A NEW study by researchers in Finland has found that a healthy diet can help improve children’s reading skills in the first three years of school.
Carried out by researchers from the University of Eastern Finland and the University of Jyväskylä, the study followed 161 schoolchildren aged six to eight years old, from the first to third grade.
The team analysed the children’s diets using food diaries, and assessed academic skills using standardised tests.
The more the children’s diets followed the Baltic Sea Diet and Finnish nutrition recommendations – which advise a diet high in vegetables, fruit and berries, fish, whole grains, and unsaturated fats, and low in red meat, sugary products, and saturated fat – the healthier the diet was considered to be.
The results, published online in the European Journal of Nutrition, showed that children who followed a healthy diet in line with the Baltic Sea Diet and Finnish nutrition recommendations, performed better in tests that measure reading skills than children who ate an unhealthier diet.
The results were independent of many other factors including socio-economic status, physical activity, body adiposity (body fat), and physical fitness, leading the team to suggest that parents, schools and governments could help to improve reading skills just by improving the availability of healthy foods.
The study’s findings also provide further evidence to suggest the importance of a healthy diet on academic performance.

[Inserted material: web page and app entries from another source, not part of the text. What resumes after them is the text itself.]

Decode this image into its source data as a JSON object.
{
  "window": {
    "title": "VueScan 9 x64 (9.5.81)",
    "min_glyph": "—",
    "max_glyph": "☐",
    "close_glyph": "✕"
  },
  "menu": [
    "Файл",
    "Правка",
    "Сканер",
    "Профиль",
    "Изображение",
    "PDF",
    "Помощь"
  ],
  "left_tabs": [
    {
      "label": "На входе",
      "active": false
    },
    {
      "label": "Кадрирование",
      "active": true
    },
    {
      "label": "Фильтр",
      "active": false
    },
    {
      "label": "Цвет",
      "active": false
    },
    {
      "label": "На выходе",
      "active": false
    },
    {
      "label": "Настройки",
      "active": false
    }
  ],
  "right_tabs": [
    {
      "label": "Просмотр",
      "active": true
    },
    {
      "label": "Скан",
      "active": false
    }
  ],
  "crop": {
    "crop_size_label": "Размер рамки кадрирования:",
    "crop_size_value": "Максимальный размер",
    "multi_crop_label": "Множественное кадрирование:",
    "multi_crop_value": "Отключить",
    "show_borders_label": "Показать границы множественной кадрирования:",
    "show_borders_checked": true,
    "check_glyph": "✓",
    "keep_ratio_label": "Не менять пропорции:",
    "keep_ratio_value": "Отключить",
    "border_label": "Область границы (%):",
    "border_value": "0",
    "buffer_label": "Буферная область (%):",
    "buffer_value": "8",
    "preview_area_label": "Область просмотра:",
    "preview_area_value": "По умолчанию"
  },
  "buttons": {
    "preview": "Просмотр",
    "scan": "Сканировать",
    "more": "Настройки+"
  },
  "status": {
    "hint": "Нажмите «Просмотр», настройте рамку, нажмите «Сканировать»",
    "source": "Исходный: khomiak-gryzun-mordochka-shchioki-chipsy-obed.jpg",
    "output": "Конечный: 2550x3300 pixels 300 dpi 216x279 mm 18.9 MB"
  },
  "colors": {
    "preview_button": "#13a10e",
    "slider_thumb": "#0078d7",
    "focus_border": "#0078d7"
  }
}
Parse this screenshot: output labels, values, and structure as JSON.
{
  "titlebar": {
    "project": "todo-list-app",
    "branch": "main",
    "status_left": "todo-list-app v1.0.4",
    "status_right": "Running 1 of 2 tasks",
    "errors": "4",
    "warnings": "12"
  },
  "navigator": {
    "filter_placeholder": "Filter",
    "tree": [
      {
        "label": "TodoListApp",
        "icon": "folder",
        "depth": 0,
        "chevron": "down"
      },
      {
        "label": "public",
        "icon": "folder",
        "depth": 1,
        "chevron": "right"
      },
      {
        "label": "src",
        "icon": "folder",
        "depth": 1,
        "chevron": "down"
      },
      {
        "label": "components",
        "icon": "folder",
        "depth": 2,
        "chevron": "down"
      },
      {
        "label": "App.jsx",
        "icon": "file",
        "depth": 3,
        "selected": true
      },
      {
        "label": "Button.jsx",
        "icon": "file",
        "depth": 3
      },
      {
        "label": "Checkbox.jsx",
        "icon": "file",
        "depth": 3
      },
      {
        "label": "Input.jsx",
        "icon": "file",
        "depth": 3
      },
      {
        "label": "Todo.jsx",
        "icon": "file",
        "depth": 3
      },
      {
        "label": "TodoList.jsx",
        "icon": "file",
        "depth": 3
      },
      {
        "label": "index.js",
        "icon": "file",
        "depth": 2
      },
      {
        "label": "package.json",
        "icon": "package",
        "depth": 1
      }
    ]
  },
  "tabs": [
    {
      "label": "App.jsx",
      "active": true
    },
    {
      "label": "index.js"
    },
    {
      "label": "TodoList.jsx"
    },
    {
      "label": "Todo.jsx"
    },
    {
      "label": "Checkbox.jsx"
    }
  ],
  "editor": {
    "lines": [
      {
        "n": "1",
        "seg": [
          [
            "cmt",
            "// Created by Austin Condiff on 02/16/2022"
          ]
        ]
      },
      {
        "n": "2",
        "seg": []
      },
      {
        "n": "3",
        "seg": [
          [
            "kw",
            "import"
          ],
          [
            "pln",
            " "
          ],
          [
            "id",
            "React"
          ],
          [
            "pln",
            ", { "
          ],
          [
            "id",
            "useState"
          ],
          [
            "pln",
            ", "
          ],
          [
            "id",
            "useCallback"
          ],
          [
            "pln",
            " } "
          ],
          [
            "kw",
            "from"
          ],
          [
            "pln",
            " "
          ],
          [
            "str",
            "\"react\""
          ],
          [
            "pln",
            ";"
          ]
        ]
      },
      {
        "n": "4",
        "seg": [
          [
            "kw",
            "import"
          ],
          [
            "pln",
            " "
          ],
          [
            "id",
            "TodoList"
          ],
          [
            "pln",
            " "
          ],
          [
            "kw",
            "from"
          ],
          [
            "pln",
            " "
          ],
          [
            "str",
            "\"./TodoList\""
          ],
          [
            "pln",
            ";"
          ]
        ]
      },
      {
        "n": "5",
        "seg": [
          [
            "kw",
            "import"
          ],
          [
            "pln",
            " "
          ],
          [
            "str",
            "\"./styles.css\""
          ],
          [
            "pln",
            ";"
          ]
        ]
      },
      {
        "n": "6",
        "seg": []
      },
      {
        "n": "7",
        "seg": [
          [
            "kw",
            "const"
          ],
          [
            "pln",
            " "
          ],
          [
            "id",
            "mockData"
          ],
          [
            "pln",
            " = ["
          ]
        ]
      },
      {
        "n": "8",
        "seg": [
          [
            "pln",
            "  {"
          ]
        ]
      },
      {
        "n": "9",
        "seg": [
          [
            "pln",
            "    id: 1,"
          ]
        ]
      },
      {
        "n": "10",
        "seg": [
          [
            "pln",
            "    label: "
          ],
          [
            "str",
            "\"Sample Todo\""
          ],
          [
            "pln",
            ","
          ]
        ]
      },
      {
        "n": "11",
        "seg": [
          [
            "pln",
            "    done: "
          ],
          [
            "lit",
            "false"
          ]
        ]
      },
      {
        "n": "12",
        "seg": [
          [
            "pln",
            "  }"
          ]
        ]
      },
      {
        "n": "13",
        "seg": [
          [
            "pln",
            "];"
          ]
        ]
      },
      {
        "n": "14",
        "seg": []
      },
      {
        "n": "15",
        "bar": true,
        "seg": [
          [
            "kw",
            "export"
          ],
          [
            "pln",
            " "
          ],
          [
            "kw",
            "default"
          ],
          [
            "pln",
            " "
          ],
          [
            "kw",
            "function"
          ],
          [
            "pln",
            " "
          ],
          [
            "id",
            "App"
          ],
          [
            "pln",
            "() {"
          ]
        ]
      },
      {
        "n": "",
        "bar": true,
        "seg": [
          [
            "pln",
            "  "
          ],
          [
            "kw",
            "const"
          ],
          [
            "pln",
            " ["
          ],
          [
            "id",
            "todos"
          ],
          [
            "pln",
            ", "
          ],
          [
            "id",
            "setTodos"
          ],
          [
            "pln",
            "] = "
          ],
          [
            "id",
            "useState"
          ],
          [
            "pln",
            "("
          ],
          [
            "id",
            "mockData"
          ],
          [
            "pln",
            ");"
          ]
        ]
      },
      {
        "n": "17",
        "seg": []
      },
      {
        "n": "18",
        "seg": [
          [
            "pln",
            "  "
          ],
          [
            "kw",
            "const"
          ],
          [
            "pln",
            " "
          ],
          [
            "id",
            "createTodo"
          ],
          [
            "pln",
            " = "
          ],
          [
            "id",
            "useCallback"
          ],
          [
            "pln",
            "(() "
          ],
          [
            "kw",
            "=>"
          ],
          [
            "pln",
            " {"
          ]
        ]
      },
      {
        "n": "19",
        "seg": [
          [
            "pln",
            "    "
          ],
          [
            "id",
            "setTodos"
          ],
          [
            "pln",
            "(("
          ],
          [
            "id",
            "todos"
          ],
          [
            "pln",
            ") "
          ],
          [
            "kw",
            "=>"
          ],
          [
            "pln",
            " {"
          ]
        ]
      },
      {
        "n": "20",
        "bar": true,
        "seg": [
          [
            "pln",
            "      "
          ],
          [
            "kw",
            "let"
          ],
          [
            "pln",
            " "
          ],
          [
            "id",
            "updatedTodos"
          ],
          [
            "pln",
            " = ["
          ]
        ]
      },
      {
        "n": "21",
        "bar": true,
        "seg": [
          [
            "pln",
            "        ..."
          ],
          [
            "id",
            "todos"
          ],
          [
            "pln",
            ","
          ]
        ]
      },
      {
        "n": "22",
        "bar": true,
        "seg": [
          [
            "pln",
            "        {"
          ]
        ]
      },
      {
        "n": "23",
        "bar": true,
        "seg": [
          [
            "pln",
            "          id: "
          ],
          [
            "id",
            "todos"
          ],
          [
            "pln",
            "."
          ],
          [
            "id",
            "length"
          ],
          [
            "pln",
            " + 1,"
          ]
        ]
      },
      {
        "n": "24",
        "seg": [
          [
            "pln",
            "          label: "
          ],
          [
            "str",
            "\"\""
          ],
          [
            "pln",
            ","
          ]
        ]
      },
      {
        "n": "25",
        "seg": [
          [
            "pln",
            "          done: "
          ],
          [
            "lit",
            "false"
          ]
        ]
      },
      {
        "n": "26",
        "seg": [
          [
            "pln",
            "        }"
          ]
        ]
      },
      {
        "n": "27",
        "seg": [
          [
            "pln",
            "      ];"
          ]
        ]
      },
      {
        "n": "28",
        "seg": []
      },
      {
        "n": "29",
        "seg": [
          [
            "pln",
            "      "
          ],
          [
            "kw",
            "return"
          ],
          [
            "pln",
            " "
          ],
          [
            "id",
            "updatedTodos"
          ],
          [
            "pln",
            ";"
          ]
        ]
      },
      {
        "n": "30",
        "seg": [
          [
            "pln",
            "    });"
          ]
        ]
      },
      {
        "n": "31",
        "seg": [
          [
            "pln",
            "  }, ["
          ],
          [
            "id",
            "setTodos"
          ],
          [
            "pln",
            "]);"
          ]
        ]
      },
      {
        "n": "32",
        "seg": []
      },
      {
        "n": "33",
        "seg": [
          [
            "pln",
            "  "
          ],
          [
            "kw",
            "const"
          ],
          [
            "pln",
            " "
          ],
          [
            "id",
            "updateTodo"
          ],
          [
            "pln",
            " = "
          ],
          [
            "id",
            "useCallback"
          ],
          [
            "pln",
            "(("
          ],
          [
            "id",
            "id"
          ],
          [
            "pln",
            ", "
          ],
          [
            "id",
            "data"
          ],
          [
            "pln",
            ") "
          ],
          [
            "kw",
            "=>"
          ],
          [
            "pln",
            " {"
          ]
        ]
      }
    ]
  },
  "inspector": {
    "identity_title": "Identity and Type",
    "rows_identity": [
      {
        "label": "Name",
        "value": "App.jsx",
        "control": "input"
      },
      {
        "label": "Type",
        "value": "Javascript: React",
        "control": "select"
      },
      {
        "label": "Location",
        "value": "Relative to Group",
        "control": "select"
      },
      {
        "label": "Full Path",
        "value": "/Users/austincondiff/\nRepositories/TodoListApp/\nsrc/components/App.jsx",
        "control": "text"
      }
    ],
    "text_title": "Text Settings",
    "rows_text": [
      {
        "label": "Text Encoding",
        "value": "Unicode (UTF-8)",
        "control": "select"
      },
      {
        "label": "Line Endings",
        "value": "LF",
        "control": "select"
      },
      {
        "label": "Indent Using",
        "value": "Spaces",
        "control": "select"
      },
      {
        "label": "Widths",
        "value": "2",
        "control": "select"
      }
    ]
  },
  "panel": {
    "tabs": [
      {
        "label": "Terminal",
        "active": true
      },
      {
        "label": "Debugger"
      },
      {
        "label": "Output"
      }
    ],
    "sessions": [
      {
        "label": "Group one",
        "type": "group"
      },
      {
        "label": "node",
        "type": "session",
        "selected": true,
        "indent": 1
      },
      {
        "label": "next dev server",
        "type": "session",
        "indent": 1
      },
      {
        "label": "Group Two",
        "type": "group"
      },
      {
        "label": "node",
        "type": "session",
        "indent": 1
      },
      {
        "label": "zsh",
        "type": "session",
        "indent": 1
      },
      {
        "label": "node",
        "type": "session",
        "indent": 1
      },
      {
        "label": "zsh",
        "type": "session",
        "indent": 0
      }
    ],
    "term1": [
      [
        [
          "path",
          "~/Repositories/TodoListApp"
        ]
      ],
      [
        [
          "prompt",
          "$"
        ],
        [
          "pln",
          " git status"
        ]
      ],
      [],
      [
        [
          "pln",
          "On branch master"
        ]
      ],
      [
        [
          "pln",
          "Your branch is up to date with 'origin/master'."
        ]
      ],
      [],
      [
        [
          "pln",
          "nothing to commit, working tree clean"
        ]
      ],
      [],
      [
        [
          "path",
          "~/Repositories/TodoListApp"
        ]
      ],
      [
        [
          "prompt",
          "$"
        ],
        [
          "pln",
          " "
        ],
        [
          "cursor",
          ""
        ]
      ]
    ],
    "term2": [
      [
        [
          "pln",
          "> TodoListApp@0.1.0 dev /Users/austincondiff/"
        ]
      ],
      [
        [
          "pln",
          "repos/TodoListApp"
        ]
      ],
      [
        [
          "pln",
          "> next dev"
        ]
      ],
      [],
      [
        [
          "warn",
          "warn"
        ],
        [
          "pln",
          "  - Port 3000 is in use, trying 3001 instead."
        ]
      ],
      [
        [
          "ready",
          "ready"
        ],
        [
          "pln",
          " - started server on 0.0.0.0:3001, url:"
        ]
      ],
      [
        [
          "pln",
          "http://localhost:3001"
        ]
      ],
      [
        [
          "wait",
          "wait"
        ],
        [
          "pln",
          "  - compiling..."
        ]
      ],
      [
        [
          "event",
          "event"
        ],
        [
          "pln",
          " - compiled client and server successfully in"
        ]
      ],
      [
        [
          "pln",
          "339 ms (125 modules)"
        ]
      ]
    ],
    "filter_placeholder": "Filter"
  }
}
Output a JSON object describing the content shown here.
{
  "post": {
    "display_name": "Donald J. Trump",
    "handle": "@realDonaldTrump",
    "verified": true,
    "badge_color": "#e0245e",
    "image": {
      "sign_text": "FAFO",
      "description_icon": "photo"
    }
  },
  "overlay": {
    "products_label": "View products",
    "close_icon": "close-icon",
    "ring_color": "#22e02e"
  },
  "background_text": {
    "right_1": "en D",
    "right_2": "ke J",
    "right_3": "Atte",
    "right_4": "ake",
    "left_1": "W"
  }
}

Research by Oxford University published in 2013 in PLOS ONE also found that levels of omega-3 fatty acids “significantly predicted” schoolchildren’s ability to concentrate and learn, with higher levels of omega-3, normally found in oily fish such as salmon, associated with better reading and memory and fewer behavioural problems. – AFPRelaxnews